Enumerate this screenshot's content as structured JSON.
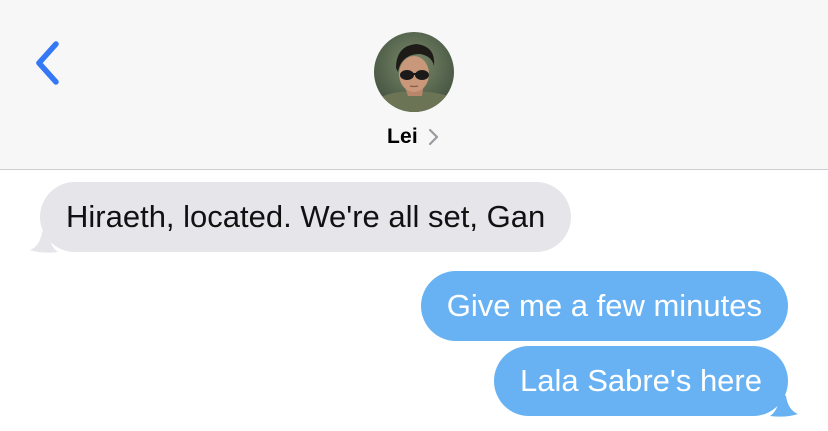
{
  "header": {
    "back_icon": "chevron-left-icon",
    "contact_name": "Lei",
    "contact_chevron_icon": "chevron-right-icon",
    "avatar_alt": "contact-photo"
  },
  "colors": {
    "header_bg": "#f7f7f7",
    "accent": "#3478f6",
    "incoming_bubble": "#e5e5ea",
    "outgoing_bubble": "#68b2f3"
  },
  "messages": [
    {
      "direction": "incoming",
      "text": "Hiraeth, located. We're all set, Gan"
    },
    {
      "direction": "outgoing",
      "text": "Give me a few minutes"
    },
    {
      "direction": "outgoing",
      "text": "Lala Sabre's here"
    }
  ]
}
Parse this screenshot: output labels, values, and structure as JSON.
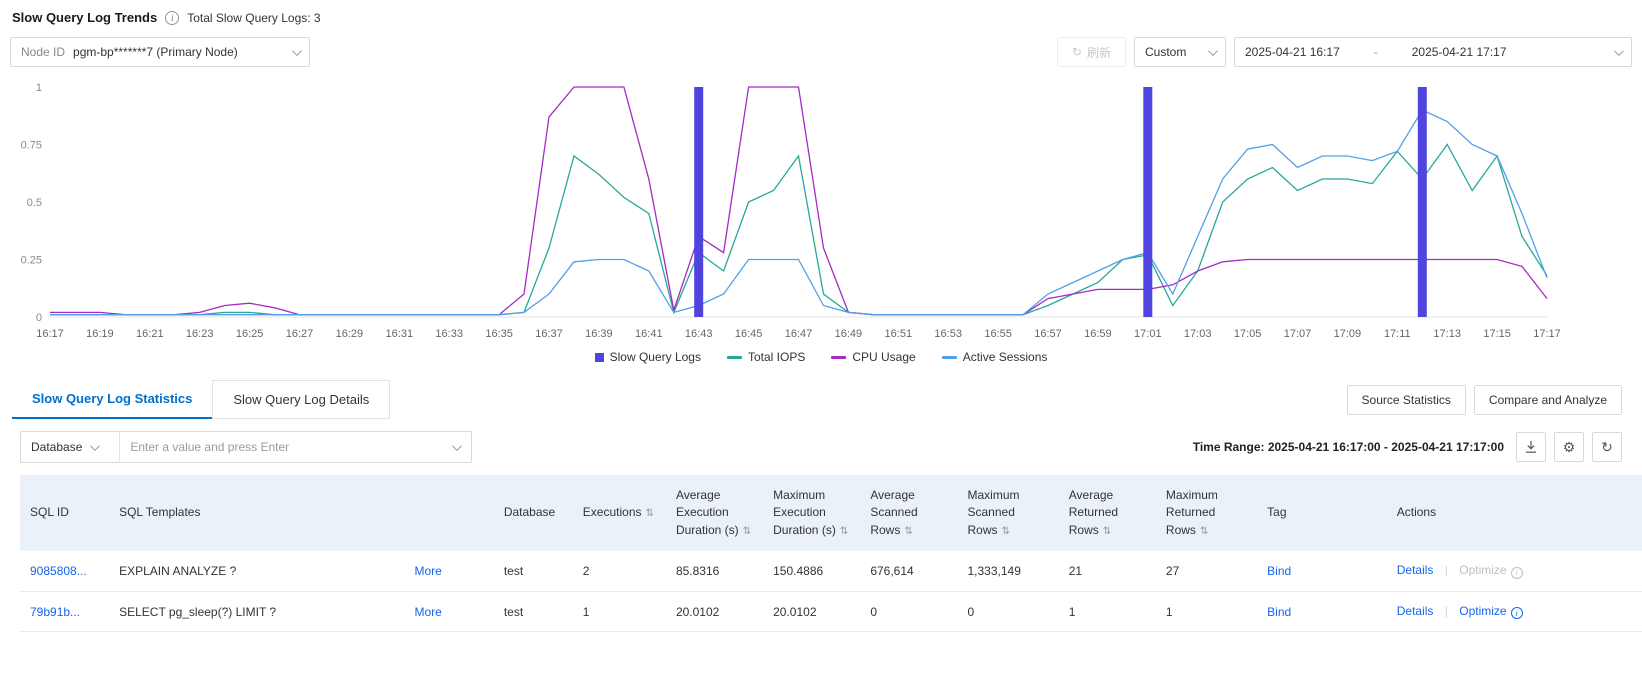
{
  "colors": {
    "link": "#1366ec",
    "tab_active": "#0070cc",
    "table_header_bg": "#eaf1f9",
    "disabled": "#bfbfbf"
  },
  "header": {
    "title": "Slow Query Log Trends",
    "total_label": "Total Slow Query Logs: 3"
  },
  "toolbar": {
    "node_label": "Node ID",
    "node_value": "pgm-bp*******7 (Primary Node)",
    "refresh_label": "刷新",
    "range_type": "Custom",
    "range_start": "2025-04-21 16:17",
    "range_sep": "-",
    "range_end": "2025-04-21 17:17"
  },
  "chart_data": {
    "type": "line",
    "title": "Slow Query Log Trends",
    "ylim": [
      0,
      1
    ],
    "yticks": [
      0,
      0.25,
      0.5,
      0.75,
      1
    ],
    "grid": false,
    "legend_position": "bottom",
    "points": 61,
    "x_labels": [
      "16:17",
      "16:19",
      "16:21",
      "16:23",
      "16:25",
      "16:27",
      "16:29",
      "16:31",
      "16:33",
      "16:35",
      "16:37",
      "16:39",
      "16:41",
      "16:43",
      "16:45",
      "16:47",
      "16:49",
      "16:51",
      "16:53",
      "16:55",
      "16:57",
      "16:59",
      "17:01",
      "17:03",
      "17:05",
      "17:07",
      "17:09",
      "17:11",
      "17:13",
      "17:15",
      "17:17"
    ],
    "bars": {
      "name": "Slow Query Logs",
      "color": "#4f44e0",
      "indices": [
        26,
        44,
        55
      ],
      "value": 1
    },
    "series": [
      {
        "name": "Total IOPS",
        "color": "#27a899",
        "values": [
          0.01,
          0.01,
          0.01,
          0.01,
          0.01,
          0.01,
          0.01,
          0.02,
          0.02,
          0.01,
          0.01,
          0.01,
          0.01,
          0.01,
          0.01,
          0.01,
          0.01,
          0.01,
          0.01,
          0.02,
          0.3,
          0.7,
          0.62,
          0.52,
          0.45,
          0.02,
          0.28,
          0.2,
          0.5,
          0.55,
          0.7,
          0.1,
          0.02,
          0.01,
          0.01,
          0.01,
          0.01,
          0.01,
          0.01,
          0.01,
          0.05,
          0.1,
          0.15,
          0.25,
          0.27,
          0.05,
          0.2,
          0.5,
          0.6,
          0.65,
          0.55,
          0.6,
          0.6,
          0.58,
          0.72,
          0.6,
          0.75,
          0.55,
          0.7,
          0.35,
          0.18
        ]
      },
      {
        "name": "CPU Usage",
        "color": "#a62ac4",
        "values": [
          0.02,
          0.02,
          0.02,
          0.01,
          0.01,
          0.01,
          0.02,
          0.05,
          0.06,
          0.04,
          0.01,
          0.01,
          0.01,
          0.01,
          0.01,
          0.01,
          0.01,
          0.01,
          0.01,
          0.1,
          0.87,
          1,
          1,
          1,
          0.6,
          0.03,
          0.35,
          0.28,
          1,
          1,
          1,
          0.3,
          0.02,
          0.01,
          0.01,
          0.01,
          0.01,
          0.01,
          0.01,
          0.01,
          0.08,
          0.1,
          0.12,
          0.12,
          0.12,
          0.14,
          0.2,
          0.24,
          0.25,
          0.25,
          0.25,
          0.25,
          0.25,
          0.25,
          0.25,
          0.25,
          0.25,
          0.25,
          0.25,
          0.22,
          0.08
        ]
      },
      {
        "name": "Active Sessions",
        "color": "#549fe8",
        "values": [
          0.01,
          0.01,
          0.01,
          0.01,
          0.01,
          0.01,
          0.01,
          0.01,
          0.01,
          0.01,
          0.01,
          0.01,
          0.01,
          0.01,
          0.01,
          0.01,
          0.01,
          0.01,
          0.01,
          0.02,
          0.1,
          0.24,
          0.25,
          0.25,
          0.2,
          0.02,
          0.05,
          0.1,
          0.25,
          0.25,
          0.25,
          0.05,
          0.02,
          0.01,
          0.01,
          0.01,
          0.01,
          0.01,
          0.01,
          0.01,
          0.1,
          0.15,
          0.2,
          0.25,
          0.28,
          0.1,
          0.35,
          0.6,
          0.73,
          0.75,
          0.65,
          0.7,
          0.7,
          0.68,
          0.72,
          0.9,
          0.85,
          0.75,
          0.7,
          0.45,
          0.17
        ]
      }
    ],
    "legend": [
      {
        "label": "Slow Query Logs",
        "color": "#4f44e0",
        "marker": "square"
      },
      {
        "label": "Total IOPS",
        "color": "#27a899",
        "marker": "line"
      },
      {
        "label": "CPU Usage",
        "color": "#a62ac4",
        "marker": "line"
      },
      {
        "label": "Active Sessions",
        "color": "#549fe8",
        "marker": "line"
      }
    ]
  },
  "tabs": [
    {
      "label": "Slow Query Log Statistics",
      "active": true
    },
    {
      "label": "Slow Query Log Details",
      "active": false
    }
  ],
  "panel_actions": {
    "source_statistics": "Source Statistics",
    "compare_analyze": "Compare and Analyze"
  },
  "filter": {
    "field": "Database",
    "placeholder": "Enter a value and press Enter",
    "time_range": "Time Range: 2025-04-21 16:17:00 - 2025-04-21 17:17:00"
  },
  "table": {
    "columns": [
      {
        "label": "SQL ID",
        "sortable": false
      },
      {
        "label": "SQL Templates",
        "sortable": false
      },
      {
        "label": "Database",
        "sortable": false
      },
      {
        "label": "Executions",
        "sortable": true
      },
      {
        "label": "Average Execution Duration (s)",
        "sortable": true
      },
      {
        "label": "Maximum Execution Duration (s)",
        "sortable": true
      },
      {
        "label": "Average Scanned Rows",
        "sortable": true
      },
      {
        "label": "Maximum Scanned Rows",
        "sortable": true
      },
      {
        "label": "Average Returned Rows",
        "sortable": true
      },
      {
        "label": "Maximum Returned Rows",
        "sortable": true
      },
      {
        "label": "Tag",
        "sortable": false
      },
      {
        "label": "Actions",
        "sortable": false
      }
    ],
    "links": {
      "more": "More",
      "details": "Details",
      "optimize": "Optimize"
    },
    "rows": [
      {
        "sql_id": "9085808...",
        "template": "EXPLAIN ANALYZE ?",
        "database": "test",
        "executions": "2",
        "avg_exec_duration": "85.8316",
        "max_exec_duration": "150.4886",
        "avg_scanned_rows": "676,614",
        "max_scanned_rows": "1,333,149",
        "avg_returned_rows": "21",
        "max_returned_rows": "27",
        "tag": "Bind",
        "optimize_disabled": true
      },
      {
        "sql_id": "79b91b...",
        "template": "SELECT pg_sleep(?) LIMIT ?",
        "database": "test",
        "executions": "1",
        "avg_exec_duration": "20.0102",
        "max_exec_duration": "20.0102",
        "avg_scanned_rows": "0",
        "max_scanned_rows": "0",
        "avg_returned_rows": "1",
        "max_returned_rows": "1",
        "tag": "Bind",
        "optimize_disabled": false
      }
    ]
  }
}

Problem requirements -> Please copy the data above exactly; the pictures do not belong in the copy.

Exercise solution ->
Enumerate this screenshot's content as structured JSON.
{
  "header": {
    "back_icon": "chevron-left-icon",
    "contact_name": "Lei",
    "contact_chevron_icon": "chevron-right-icon",
    "avatar_alt": "contact-photo"
  },
  "colors": {
    "header_bg": "#f7f7f7",
    "accent": "#3478f6",
    "incoming_bubble": "#e5e5ea",
    "outgoing_bubble": "#68b2f3"
  },
  "messages": [
    {
      "direction": "incoming",
      "text": "Hiraeth, located. We're all set, Gan"
    },
    {
      "direction": "outgoing",
      "text": "Give me a few minutes"
    },
    {
      "direction": "outgoing",
      "text": "Lala Sabre's here"
    }
  ]
}
Parse this screenshot: output labels, values, and structure as JSON.
{
  "colors": {
    "link": "#1366ec",
    "tab_active": "#0070cc",
    "table_header_bg": "#eaf1f9",
    "disabled": "#bfbfbf"
  },
  "header": {
    "title": "Slow Query Log Trends",
    "total_label": "Total Slow Query Logs: 3"
  },
  "toolbar": {
    "node_label": "Node ID",
    "node_value": "pgm-bp*******7 (Primary Node)",
    "refresh_label": "刷新",
    "range_type": "Custom",
    "range_start": "2025-04-21 16:17",
    "range_sep": "-",
    "range_end": "2025-04-21 17:17"
  },
  "chart_data": {
    "type": "line",
    "title": "Slow Query Log Trends",
    "ylim": [
      0,
      1
    ],
    "yticks": [
      0,
      0.25,
      0.5,
      0.75,
      1
    ],
    "grid": false,
    "legend_position": "bottom",
    "points": 61,
    "x_labels": [
      "16:17",
      "16:19",
      "16:21",
      "16:23",
      "16:25",
      "16:27",
      "16:29",
      "16:31",
      "16:33",
      "16:35",
      "16:37",
      "16:39",
      "16:41",
      "16:43",
      "16:45",
      "16:47",
      "16:49",
      "16:51",
      "16:53",
      "16:55",
      "16:57",
      "16:59",
      "17:01",
      "17:03",
      "17:05",
      "17:07",
      "17:09",
      "17:11",
      "17:13",
      "17:15",
      "17:17"
    ],
    "bars": {
      "name": "Slow Query Logs",
      "color": "#4f44e0",
      "indices": [
        26,
        44,
        55
      ],
      "value": 1
    },
    "series": [
      {
        "name": "Total IOPS",
        "color": "#27a899",
        "values": [
          0.01,
          0.01,
          0.01,
          0.01,
          0.01,
          0.01,
          0.01,
          0.02,
          0.02,
          0.01,
          0.01,
          0.01,
          0.01,
          0.01,
          0.01,
          0.01,
          0.01,
          0.01,
          0.01,
          0.02,
          0.3,
          0.7,
          0.62,
          0.52,
          0.45,
          0.02,
          0.28,
          0.2,
          0.5,
          0.55,
          0.7,
          0.1,
          0.02,
          0.01,
          0.01,
          0.01,
          0.01,
          0.01,
          0.01,
          0.01,
          0.05,
          0.1,
          0.15,
          0.25,
          0.27,
          0.05,
          0.2,
          0.5,
          0.6,
          0.65,
          0.55,
          0.6,
          0.6,
          0.58,
          0.72,
          0.6,
          0.75,
          0.55,
          0.7,
          0.35,
          0.18
        ]
      },
      {
        "name": "CPU Usage",
        "color": "#a62ac4",
        "values": [
          0.02,
          0.02,
          0.02,
          0.01,
          0.01,
          0.01,
          0.02,
          0.05,
          0.06,
          0.04,
          0.01,
          0.01,
          0.01,
          0.01,
          0.01,
          0.01,
          0.01,
          0.01,
          0.01,
          0.1,
          0.87,
          1,
          1,
          1,
          0.6,
          0.03,
          0.35,
          0.28,
          1,
          1,
          1,
          0.3,
          0.02,
          0.01,
          0.01,
          0.01,
          0.01,
          0.01,
          0.01,
          0.01,
          0.08,
          0.1,
          0.12,
          0.12,
          0.12,
          0.14,
          0.2,
          0.24,
          0.25,
          0.25,
          0.25,
          0.25,
          0.25,
          0.25,
          0.25,
          0.25,
          0.25,
          0.25,
          0.25,
          0.22,
          0.08
        ]
      },
      {
        "name": "Active Sessions",
        "color": "#549fe8",
        "values": [
          0.01,
          0.01,
          0.01,
          0.01,
          0.01,
          0.01,
          0.01,
          0.01,
          0.01,
          0.01,
          0.01,
          0.01,
          0.01,
          0.01,
          0.01,
          0.01,
          0.01,
          0.01,
          0.01,
          0.02,
          0.1,
          0.24,
          0.25,
          0.25,
          0.2,
          0.02,
          0.05,
          0.1,
          0.25,
          0.25,
          0.25,
          0.05,
          0.02,
          0.01,
          0.01,
          0.01,
          0.01,
          0.01,
          0.01,
          0.01,
          0.1,
          0.15,
          0.2,
          0.25,
          0.28,
          0.1,
          0.35,
          0.6,
          0.73,
          0.75,
          0.65,
          0.7,
          0.7,
          0.68,
          0.72,
          0.9,
          0.85,
          0.75,
          0.7,
          0.45,
          0.17
        ]
      }
    ],
    "legend": [
      {
        "label": "Slow Query Logs",
        "color": "#4f44e0",
        "marker": "square"
      },
      {
        "label": "Total IOPS",
        "color": "#27a899",
        "marker": "line"
      },
      {
        "label": "CPU Usage",
        "color": "#a62ac4",
        "marker": "line"
      },
      {
        "label": "Active Sessions",
        "color": "#549fe8",
        "marker": "line"
      }
    ]
  },
  "tabs": [
    {
      "label": "Slow Query Log Statistics",
      "active": true
    },
    {
      "label": "Slow Query Log Details",
      "active": false
    }
  ],
  "panel_actions": {
    "source_statistics": "Source Statistics",
    "compare_analyze": "Compare and Analyze"
  },
  "filter": {
    "field": "Database",
    "placeholder": "Enter a value and press Enter",
    "time_range": "Time Range: 2025-04-21 16:17:00 - 2025-04-21 17:17:00"
  },
  "table": {
    "columns": [
      {
        "label": "SQL ID",
        "sortable": false
      },
      {
        "label": "SQL Templates",
        "sortable": false
      },
      {
        "label": "Database",
        "sortable": false
      },
      {
        "label": "Executions",
        "sortable": true
      },
      {
        "label": "Average Execution Duration (s)",
        "sortable": true
      },
      {
        "label": "Maximum Execution Duration (s)",
        "sortable": true
      },
      {
        "label": "Average Scanned Rows",
        "sortable": true
      },
      {
        "label": "Maximum Scanned Rows",
        "sortable": true
      },
      {
        "label": "Average Returned Rows",
        "sortable": true
      },
      {
        "label": "Maximum Returned Rows",
        "sortable": true
      },
      {
        "label": "Tag",
        "sortable": false
      },
      {
        "label": "Actions",
        "sortable": false
      }
    ],
    "links": {
      "more": "More",
      "details": "Details",
      "optimize": "Optimize"
    },
    "rows": [
      {
        "sql_id": "9085808...",
        "template": "EXPLAIN ANALYZE ?",
        "database": "test",
        "executions": "2",
        "avg_exec_duration": "85.8316",
        "max_exec_duration": "150.4886",
        "avg_scanned_rows": "676,614",
        "max_scanned_rows": "1,333,149",
        "avg_returned_rows": "21",
        "max_returned_rows": "27",
        "tag": "Bind",
        "optimize_disabled": true
      },
      {
        "sql_id": "79b91b...",
        "template": "SELECT pg_sleep(?) LIMIT ?",
        "database": "test",
        "executions": "1",
        "avg_exec_duration": "20.0102",
        "max_exec_duration": "20.0102",
        "avg_scanned_rows": "0",
        "max_scanned_rows": "0",
        "avg_returned_rows": "1",
        "max_returned_rows": "1",
        "tag": "Bind",
        "optimize_disabled": false
      }
    ]
  }
}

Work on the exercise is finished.